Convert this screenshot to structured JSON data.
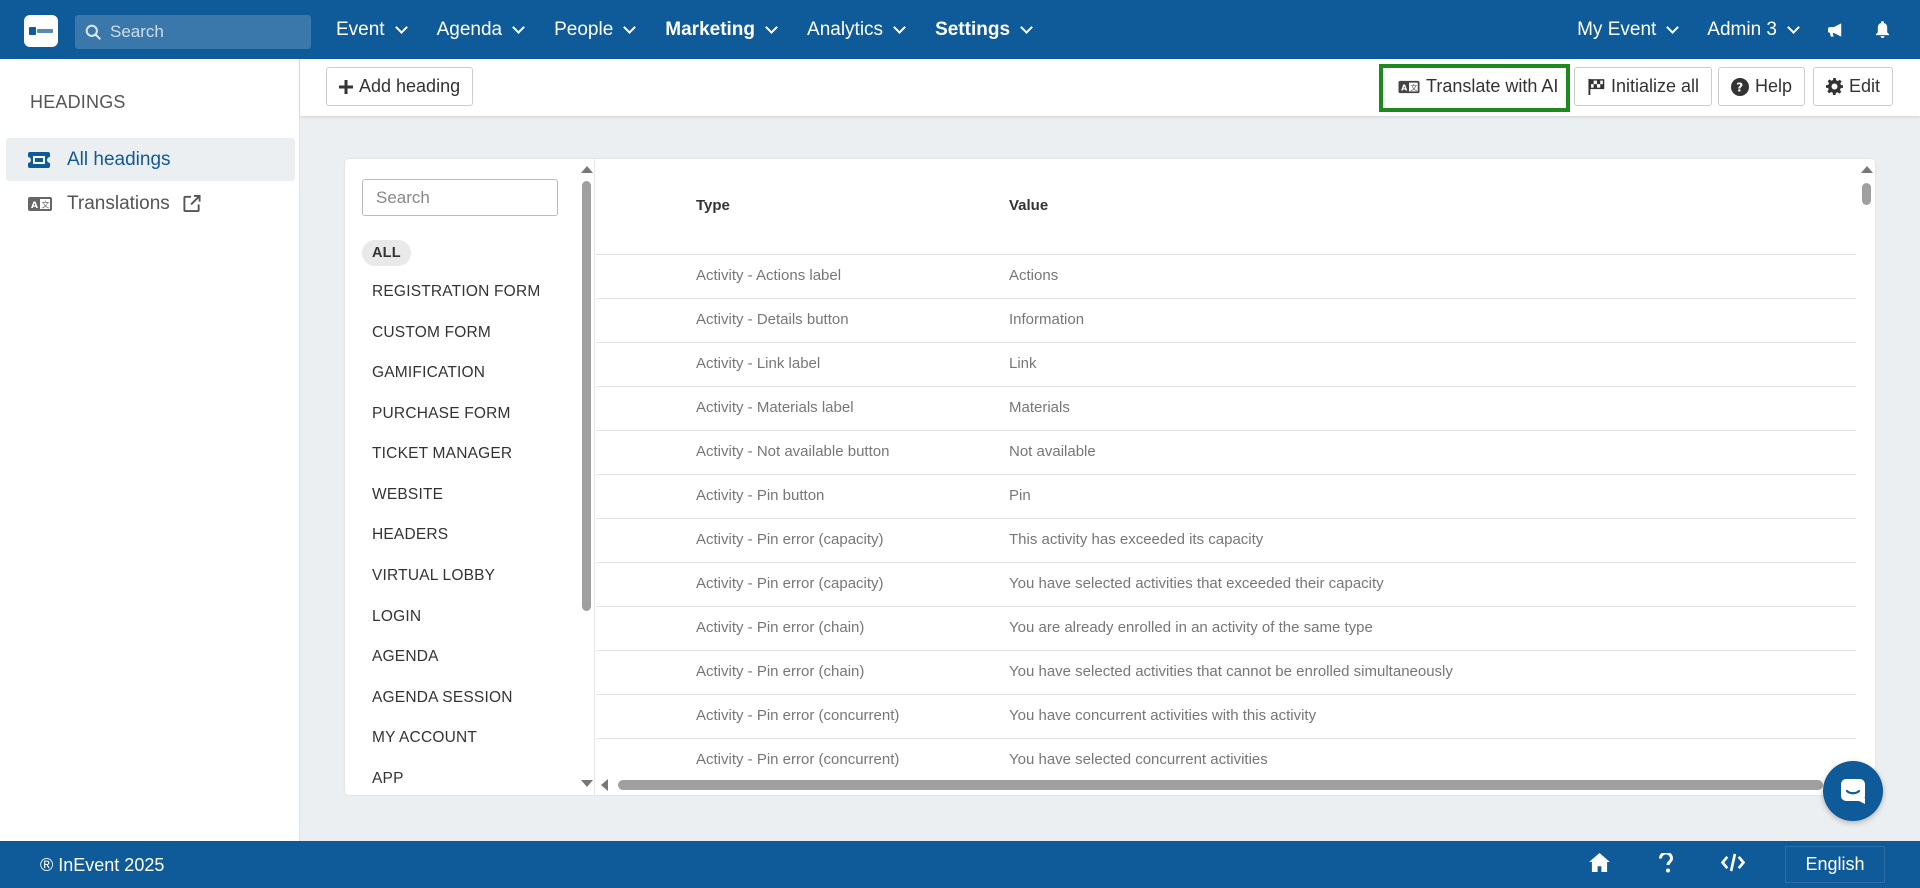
{
  "topbar": {
    "logo_text": "inEvent",
    "search_placeholder": "Search",
    "menu": [
      {
        "label": "Event",
        "bold": false
      },
      {
        "label": "Agenda",
        "bold": false
      },
      {
        "label": "People",
        "bold": false
      },
      {
        "label": "Marketing",
        "bold": true
      },
      {
        "label": "Analytics",
        "bold": false
      },
      {
        "label": "Settings",
        "bold": true
      }
    ],
    "event_selector": "My Event",
    "user_menu": "Admin 3"
  },
  "sidebar": {
    "title": "HEADINGS",
    "items": [
      {
        "label": "All headings",
        "icon": "ticket-icon",
        "active": true
      },
      {
        "label": "Translations",
        "icon": "translate-icon",
        "active": false
      }
    ]
  },
  "toolbar": {
    "add_heading": "Add heading",
    "translate_ai": "Translate with AI",
    "initialize_all": "Initialize all",
    "help": "Help",
    "edit": "Edit"
  },
  "filters": {
    "search_placeholder": "Search",
    "items": [
      "ALL",
      "REGISTRATION FORM",
      "CUSTOM FORM",
      "GAMIFICATION",
      "PURCHASE FORM",
      "TICKET MANAGER",
      "WEBSITE",
      "HEADERS",
      "VIRTUAL LOBBY",
      "LOGIN",
      "AGENDA",
      "AGENDA SESSION",
      "MY ACCOUNT",
      "APP"
    ]
  },
  "table": {
    "headers": {
      "type": "Type",
      "value": "Value"
    },
    "rows": [
      {
        "type": "Activity - Actions label",
        "value": "Actions"
      },
      {
        "type": "Activity - Details button",
        "value": "Information"
      },
      {
        "type": "Activity - Link label",
        "value": "Link"
      },
      {
        "type": "Activity - Materials label",
        "value": "Materials"
      },
      {
        "type": "Activity - Not available button",
        "value": "Not available"
      },
      {
        "type": "Activity - Pin button",
        "value": "Pin"
      },
      {
        "type": "Activity - Pin error (capacity)",
        "value": "This activity has exceeded its capacity"
      },
      {
        "type": "Activity - Pin error (capacity)",
        "value": "You have selected activities that exceeded their capacity"
      },
      {
        "type": "Activity - Pin error (chain)",
        "value": "You are already enrolled in an activity of the same type"
      },
      {
        "type": "Activity - Pin error (chain)",
        "value": "You have selected activities that cannot be enrolled simultaneously"
      },
      {
        "type": "Activity - Pin error (concurrent)",
        "value": "You have concurrent activities with this activity"
      },
      {
        "type": "Activity - Pin error (concurrent)",
        "value": "You have selected concurrent activities"
      }
    ]
  },
  "footer": {
    "copyright": "® InEvent 2025",
    "language": "English"
  },
  "colors": {
    "brand": "#0f5a98",
    "highlight": "#1e8a1e"
  }
}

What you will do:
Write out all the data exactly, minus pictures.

Result of the exercise:
Convert this screenshot to structured JSON data.
{
  "topbar": {
    "logo_text": "inEvent",
    "search_placeholder": "Search",
    "menu": [
      {
        "label": "Event",
        "bold": false
      },
      {
        "label": "Agenda",
        "bold": false
      },
      {
        "label": "People",
        "bold": false
      },
      {
        "label": "Marketing",
        "bold": true
      },
      {
        "label": "Analytics",
        "bold": false
      },
      {
        "label": "Settings",
        "bold": true
      }
    ],
    "event_selector": "My Event",
    "user_menu": "Admin 3"
  },
  "sidebar": {
    "title": "HEADINGS",
    "items": [
      {
        "label": "All headings",
        "icon": "ticket-icon",
        "active": true
      },
      {
        "label": "Translations",
        "icon": "translate-icon",
        "active": false
      }
    ]
  },
  "toolbar": {
    "add_heading": "Add heading",
    "translate_ai": "Translate with AI",
    "initialize_all": "Initialize all",
    "help": "Help",
    "edit": "Edit"
  },
  "filters": {
    "search_placeholder": "Search",
    "items": [
      "ALL",
      "REGISTRATION FORM",
      "CUSTOM FORM",
      "GAMIFICATION",
      "PURCHASE FORM",
      "TICKET MANAGER",
      "WEBSITE",
      "HEADERS",
      "VIRTUAL LOBBY",
      "LOGIN",
      "AGENDA",
      "AGENDA SESSION",
      "MY ACCOUNT",
      "APP"
    ]
  },
  "table": {
    "headers": {
      "type": "Type",
      "value": "Value"
    },
    "rows": [
      {
        "type": "Activity - Actions label",
        "value": "Actions"
      },
      {
        "type": "Activity - Details button",
        "value": "Information"
      },
      {
        "type": "Activity - Link label",
        "value": "Link"
      },
      {
        "type": "Activity - Materials label",
        "value": "Materials"
      },
      {
        "type": "Activity - Not available button",
        "value": "Not available"
      },
      {
        "type": "Activity - Pin button",
        "value": "Pin"
      },
      {
        "type": "Activity - Pin error (capacity)",
        "value": "This activity has exceeded its capacity"
      },
      {
        "type": "Activity - Pin error (capacity)",
        "value": "You have selected activities that exceeded their capacity"
      },
      {
        "type": "Activity - Pin error (chain)",
        "value": "You are already enrolled in an activity of the same type"
      },
      {
        "type": "Activity - Pin error (chain)",
        "value": "You have selected activities that cannot be enrolled simultaneously"
      },
      {
        "type": "Activity - Pin error (concurrent)",
        "value": "You have concurrent activities with this activity"
      },
      {
        "type": "Activity - Pin error (concurrent)",
        "value": "You have selected concurrent activities"
      }
    ]
  },
  "footer": {
    "copyright": "® InEvent 2025",
    "language": "English"
  },
  "colors": {
    "brand": "#0f5a98",
    "highlight": "#1e8a1e"
  }
}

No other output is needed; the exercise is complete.